Millions of people along the U.S. East Coast are scrambling to prepare
for a powerful hurricane that authorities fear will cause widespread
flooding and power outages.
satellite image of Hurricane Irene, August 26, 2011
The governors of North Carolina, Virginia, Maryland, Delaware, New
Jersey and New York have declared states of emergency to free up
resources ahead of Hurricane Irene, which is expected to make landfall
in North Carolina on Saturday.
President Barack Obama also declared a state of emergency for North
Carolina and made a statement about the hurricane.
The National Hurricane Center says Irene has slightly weakened, with
maximum sustained winds of 175 kilometers an hour, but it remains a
dangerous Category 2 storm on a five-point scale of storm intensity.
Forecasters expect it to strengthen as it nears North Carolina.
In the U.S., hurricane watches and warnings have been issued for much of
the East Coast, and authorities in some areas have already evacuated
residents and tourists.
On its current path, the storm is forecast to affect New York City,
where officials have hospitals and nursing homes in low-lying areas to
the nation's capital, the threat of Hurricane Irene led organizers to
postpone Sunday's dedication of a memorial to civil rights leader Martin
Luther King, Jr.
The Federal Emergency Management Agency says Irene will have an effect
well inland, both from winds and flooding.
The National Hurricane Center says the storm is expected to produce
rainfall accumulations between 15 and 25 centimeters. Some parts of the
U.S. mid-Atlantic and New England regions are already saturated from
recent heavy rains.
Irene, the first hurricane to seriously threaten the United States in

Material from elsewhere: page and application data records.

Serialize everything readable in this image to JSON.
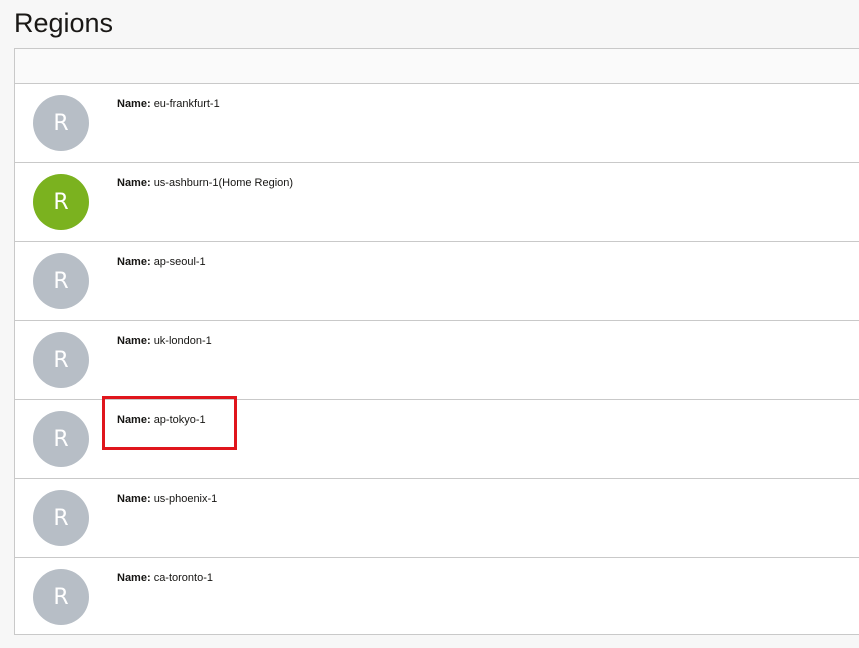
{
  "page": {
    "title": "Regions"
  },
  "regions": [
    {
      "avatar_letter": "R",
      "label": "Name:",
      "name": "eu-frankfurt-1",
      "home": false
    },
    {
      "avatar_letter": "R",
      "label": "Name:",
      "name": "us-ashburn-1(Home Region)",
      "home": true
    },
    {
      "avatar_letter": "R",
      "label": "Name:",
      "name": "ap-seoul-1",
      "home": false
    },
    {
      "avatar_letter": "R",
      "label": "Name:",
      "name": "uk-london-1",
      "home": false
    },
    {
      "avatar_letter": "R",
      "label": "Name:",
      "name": "ap-tokyo-1",
      "home": false
    },
    {
      "avatar_letter": "R",
      "label": "Name:",
      "name": "us-phoenix-1",
      "home": false
    },
    {
      "avatar_letter": "R",
      "label": "Name:",
      "name": "ca-toronto-1",
      "home": false
    }
  ],
  "colors": {
    "home_avatar": "#7bb21f",
    "default_avatar": "#b7bec6",
    "highlight": "#e0161c"
  },
  "annotation": {
    "highlighted_region": "ap-tokyo-1"
  }
}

three years, at least one person in Puerto Rico and two in the Dominican
Republic. It also destroyed homes in the Bahamas.